"As a longtime New Yorker, I never tire of walking the streets and uncovering something new about the world's most fascinating city, where every street has a story to tell. andlt;iandgt;Inside the Appleandlt;/iandgt; is a gem of a book, filled with nuggets about New York's extraordinary past, from the sidewalks up. Whether you are a tourist exploring for the very first time or a seasoned walker in the city, this book is a must." -- Kenneth C. Davis, author of the bestsellers andlt;iandgt;America's Hidden Historyandlt;/iandgt; and andlt;iandgt;Don't Know Much Aboutand#174; Historyandlt;/iandgt;
How much do you actually know about New York City? Did you know they tried to anchor Zeppelins at the top of the Empire State Building? Or that the high-rent district of Park Avenue was once so dangerous it was called and#8220;Death Avenueand#8221;? Lively and comprehensive, andlt;iandgt;Inside the Appleandlt;/iandgt; brings to life New York's fascinating past.andlt;BRandgt;andlt;BRandgt;This narrative history of New York City is the first to offer practical walking tour know-how. Fast-paced but thorough, its bite-size chapters each focus on an event, person, or place of historical significance. Rich in anecdotes and illustrations, it whisks readers from colonial New Amsterdam through Manhattan's past, right up to post-9/11 New York. The book also works as a historical walking-tour guide, with 14 self-guided tours, maps, and step-by-step directions. Easy to carry with you as you explore the city, andlt;iandgt;Inside the Appleandlt;/iandgt; allows you to visit the site of every story it tells. This energetic, wide-ranging, and often humorous book covers New York's most important historical moments, but is always anchored in the city of today.
This lively, comprehensive history of New York City brings to life the city's fascinating and dramatic past for locals, tourists, and anyone eager to know the greatest city in the world. Includes 14 walking tours. b&w photos throughout.
About the Author
George Washington Plunkitt
was born into poverty in New York in 1842. He had only three years of formal schooling, but this lack did not hinder him from becoming one of the most powerful men in New York City politics. He died in 1924, a renowned civic leader and a millionaire.
William L. Riordan, a newspaperman for the New York Evening Post, interviewed George Washington Plunkitt and preserved his philosophy for posterity. He recognized in Plunkitt an exceptional frankness that set him apart from his fellow political bosses. In Plunkitt of Tammany Hall Riordan admits readers into an area of life that mystified middle-class Americans at the turn of the twentieth century.
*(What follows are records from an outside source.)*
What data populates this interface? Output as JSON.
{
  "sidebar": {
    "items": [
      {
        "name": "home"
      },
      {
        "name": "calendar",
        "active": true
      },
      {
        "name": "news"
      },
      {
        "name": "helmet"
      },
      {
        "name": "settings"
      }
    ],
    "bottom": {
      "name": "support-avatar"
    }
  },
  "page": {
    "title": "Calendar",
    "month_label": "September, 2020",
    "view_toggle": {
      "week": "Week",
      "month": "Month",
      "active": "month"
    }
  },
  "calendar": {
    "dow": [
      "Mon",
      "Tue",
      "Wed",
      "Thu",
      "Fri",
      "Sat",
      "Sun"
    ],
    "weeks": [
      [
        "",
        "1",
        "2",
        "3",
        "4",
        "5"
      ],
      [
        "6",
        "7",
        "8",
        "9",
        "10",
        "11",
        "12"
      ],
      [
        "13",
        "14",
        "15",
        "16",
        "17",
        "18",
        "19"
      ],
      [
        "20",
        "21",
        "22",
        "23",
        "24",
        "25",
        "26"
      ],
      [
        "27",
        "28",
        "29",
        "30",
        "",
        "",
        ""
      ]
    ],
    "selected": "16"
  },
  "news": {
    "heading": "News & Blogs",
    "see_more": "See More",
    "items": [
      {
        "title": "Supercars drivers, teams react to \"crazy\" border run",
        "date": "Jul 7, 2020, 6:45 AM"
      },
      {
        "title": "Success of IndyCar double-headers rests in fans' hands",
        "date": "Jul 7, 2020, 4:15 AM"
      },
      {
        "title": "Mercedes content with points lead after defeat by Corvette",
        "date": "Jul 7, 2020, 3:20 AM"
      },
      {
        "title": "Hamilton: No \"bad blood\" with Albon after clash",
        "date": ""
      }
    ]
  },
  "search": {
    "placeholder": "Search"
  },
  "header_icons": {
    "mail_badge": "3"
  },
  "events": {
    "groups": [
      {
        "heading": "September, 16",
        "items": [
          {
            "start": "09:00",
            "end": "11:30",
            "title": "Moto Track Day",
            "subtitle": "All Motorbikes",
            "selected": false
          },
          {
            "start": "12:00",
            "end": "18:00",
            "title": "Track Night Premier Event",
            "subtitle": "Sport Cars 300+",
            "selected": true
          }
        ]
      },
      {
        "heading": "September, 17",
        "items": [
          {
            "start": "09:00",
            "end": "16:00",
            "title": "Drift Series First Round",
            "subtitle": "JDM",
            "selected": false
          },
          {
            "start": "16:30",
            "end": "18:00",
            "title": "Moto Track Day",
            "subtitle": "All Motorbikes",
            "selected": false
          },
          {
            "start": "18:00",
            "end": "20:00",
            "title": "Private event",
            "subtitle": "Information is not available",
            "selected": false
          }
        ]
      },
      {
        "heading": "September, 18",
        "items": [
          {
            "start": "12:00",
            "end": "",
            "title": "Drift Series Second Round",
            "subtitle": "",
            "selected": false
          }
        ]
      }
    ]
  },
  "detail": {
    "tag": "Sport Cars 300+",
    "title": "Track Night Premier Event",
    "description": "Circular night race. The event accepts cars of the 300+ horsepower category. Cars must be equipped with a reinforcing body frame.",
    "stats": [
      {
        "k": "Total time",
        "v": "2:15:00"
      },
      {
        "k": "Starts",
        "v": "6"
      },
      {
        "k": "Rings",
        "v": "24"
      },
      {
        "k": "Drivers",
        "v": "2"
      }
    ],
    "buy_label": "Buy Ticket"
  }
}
Peter Quinn is a former speechwriter for Mario Cuomo and the author of Banished Children of Eve: A Novel of Civil War New York.